Pictures are to be left out, but please repeat each record exactly.

| Records |
+ + + + +

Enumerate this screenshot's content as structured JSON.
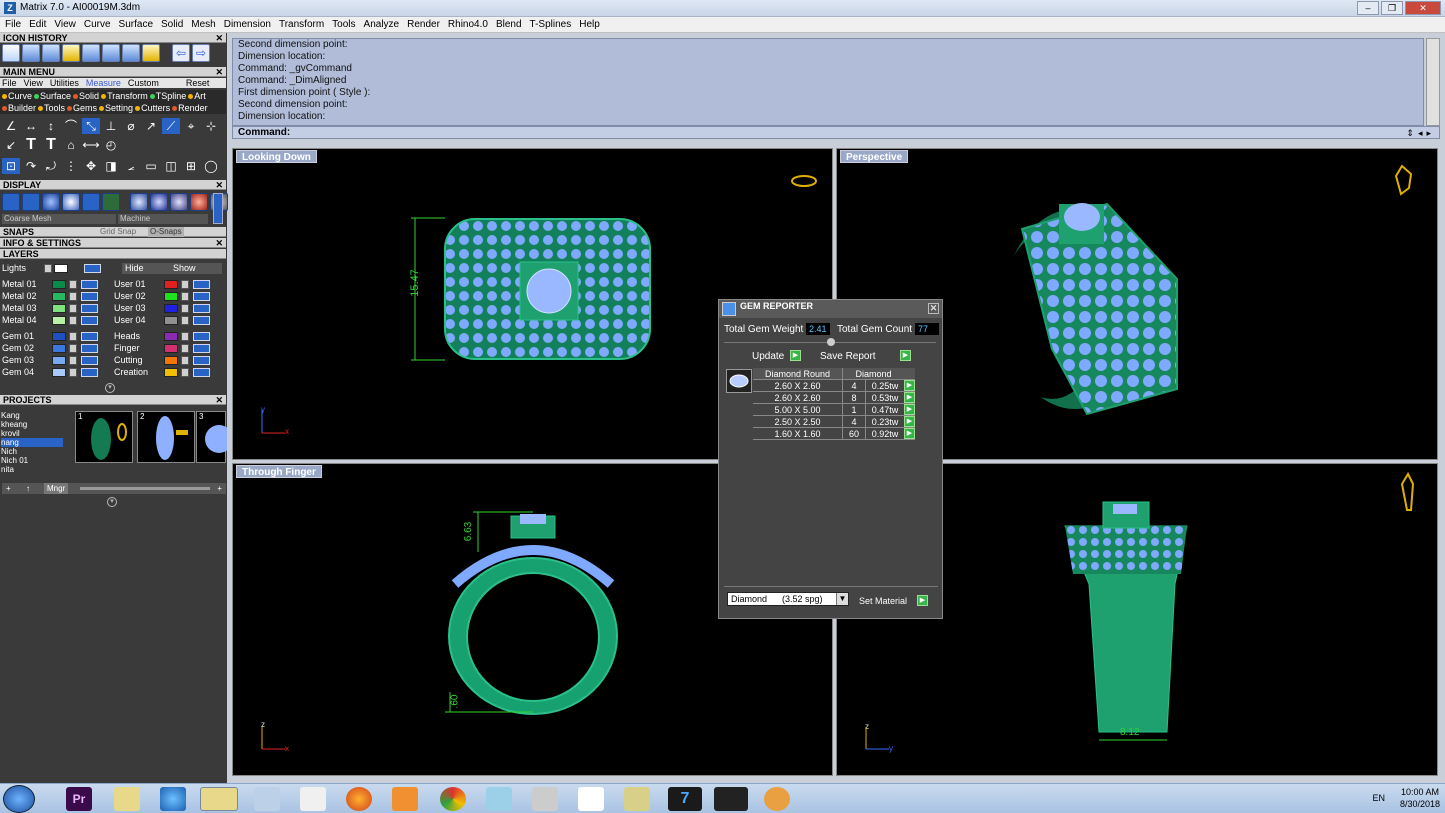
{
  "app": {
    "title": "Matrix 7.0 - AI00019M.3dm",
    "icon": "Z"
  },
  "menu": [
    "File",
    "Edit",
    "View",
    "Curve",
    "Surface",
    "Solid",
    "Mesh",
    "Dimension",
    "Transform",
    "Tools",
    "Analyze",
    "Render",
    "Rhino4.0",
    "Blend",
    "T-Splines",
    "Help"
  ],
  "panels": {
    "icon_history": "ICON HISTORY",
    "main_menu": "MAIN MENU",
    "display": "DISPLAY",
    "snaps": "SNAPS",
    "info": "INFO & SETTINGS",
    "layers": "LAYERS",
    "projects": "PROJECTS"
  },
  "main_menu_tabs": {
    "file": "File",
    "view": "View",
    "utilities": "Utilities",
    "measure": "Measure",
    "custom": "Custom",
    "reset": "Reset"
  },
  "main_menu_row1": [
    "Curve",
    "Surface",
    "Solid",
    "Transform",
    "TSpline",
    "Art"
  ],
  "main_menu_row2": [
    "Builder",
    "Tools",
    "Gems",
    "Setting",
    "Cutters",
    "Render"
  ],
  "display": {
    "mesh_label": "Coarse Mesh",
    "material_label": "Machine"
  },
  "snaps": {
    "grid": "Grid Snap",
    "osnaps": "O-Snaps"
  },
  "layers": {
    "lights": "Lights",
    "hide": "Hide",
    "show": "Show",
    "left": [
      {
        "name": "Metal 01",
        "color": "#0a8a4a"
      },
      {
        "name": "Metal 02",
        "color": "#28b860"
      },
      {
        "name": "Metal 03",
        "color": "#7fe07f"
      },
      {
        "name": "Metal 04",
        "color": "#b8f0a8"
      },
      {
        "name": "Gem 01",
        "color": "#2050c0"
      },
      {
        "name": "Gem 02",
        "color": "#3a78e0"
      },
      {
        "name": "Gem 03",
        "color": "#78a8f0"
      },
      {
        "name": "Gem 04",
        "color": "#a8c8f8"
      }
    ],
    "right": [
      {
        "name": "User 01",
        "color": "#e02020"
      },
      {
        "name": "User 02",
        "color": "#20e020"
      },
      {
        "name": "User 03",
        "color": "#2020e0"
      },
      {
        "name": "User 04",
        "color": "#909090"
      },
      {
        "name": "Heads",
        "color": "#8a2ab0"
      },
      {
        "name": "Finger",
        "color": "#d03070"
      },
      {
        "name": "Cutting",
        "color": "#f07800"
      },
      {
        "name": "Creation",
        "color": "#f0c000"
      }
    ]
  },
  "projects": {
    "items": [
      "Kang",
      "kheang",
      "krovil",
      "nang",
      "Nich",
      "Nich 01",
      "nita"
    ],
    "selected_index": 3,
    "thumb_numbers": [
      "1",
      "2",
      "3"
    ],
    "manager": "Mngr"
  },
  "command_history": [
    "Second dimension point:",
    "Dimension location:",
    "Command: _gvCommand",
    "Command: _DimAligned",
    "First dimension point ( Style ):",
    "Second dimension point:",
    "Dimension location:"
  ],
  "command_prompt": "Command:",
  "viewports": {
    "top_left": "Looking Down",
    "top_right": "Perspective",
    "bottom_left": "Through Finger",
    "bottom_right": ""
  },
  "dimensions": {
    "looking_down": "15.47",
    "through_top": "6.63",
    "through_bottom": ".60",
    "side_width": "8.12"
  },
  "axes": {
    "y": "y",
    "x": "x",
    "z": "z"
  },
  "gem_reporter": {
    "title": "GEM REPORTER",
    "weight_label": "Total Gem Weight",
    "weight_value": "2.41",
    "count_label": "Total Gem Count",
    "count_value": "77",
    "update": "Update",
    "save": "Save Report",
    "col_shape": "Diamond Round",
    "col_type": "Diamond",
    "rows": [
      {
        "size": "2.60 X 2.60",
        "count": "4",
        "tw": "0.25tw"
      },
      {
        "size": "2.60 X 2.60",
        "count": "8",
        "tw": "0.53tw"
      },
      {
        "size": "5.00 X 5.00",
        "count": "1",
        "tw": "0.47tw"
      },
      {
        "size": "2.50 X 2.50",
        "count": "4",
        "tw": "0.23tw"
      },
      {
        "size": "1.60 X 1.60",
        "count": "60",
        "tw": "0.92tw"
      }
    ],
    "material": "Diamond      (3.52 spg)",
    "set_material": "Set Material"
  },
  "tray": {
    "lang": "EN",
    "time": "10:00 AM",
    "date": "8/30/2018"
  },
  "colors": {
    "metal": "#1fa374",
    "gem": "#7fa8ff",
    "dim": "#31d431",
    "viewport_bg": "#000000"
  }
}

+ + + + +

| Exercise result |
Enumerate this screenshot's content as structured JSON.
{
  "app": {
    "title": "Matrix 7.0 - AI00019M.3dm",
    "icon": "Z"
  },
  "menu": [
    "File",
    "Edit",
    "View",
    "Curve",
    "Surface",
    "Solid",
    "Mesh",
    "Dimension",
    "Transform",
    "Tools",
    "Analyze",
    "Render",
    "Rhino4.0",
    "Blend",
    "T-Splines",
    "Help"
  ],
  "panels": {
    "icon_history": "ICON HISTORY",
    "main_menu": "MAIN MENU",
    "display": "DISPLAY",
    "snaps": "SNAPS",
    "info": "INFO & SETTINGS",
    "layers": "LAYERS",
    "projects": "PROJECTS"
  },
  "main_menu_tabs": {
    "file": "File",
    "view": "View",
    "utilities": "Utilities",
    "measure": "Measure",
    "custom": "Custom",
    "reset": "Reset"
  },
  "main_menu_row1": [
    "Curve",
    "Surface",
    "Solid",
    "Transform",
    "TSpline",
    "Art"
  ],
  "main_menu_row2": [
    "Builder",
    "Tools",
    "Gems",
    "Setting",
    "Cutters",
    "Render"
  ],
  "display": {
    "mesh_label": "Coarse Mesh",
    "material_label": "Machine"
  },
  "snaps": {
    "grid": "Grid Snap",
    "osnaps": "O-Snaps"
  },
  "layers": {
    "lights": "Lights",
    "hide": "Hide",
    "show": "Show",
    "left": [
      {
        "name": "Metal 01",
        "color": "#0a8a4a"
      },
      {
        "name": "Metal 02",
        "color": "#28b860"
      },
      {
        "name": "Metal 03",
        "color": "#7fe07f"
      },
      {
        "name": "Metal 04",
        "color": "#b8f0a8"
      },
      {
        "name": "Gem 01",
        "color": "#2050c0"
      },
      {
        "name": "Gem 02",
        "color": "#3a78e0"
      },
      {
        "name": "Gem 03",
        "color": "#78a8f0"
      },
      {
        "name": "Gem 04",
        "color": "#a8c8f8"
      }
    ],
    "right": [
      {
        "name": "User 01",
        "color": "#e02020"
      },
      {
        "name": "User 02",
        "color": "#20e020"
      },
      {
        "name": "User 03",
        "color": "#2020e0"
      },
      {
        "name": "User 04",
        "color": "#909090"
      },
      {
        "name": "Heads",
        "color": "#8a2ab0"
      },
      {
        "name": "Finger",
        "color": "#d03070"
      },
      {
        "name": "Cutting",
        "color": "#f07800"
      },
      {
        "name": "Creation",
        "color": "#f0c000"
      }
    ]
  },
  "projects": {
    "items": [
      "Kang",
      "kheang",
      "krovil",
      "nang",
      "Nich",
      "Nich 01",
      "nita"
    ],
    "selected_index": 3,
    "thumb_numbers": [
      "1",
      "2",
      "3"
    ],
    "manager": "Mngr"
  },
  "command_history": [
    "Second dimension point:",
    "Dimension location:",
    "Command: _gvCommand",
    "Command: _DimAligned",
    "First dimension point ( Style ):",
    "Second dimension point:",
    "Dimension location:"
  ],
  "command_prompt": "Command:",
  "viewports": {
    "top_left": "Looking Down",
    "top_right": "Perspective",
    "bottom_left": "Through Finger",
    "bottom_right": ""
  },
  "dimensions": {
    "looking_down": "15.47",
    "through_top": "6.63",
    "through_bottom": ".60",
    "side_width": "8.12"
  },
  "axes": {
    "y": "y",
    "x": "x",
    "z": "z"
  },
  "gem_reporter": {
    "title": "GEM REPORTER",
    "weight_label": "Total Gem Weight",
    "weight_value": "2.41",
    "count_label": "Total Gem Count",
    "count_value": "77",
    "update": "Update",
    "save": "Save Report",
    "col_shape": "Diamond Round",
    "col_type": "Diamond",
    "rows": [
      {
        "size": "2.60 X 2.60",
        "count": "4",
        "tw": "0.25tw"
      },
      {
        "size": "2.60 X 2.60",
        "count": "8",
        "tw": "0.53tw"
      },
      {
        "size": "5.00 X 5.00",
        "count": "1",
        "tw": "0.47tw"
      },
      {
        "size": "2.50 X 2.50",
        "count": "4",
        "tw": "0.23tw"
      },
      {
        "size": "1.60 X 1.60",
        "count": "60",
        "tw": "0.92tw"
      }
    ],
    "material": "Diamond      (3.52 spg)",
    "set_material": "Set Material"
  },
  "tray": {
    "lang": "EN",
    "time": "10:00 AM",
    "date": "8/30/2018"
  },
  "colors": {
    "metal": "#1fa374",
    "gem": "#7fa8ff",
    "dim": "#31d431",
    "viewport_bg": "#000000"
  }
}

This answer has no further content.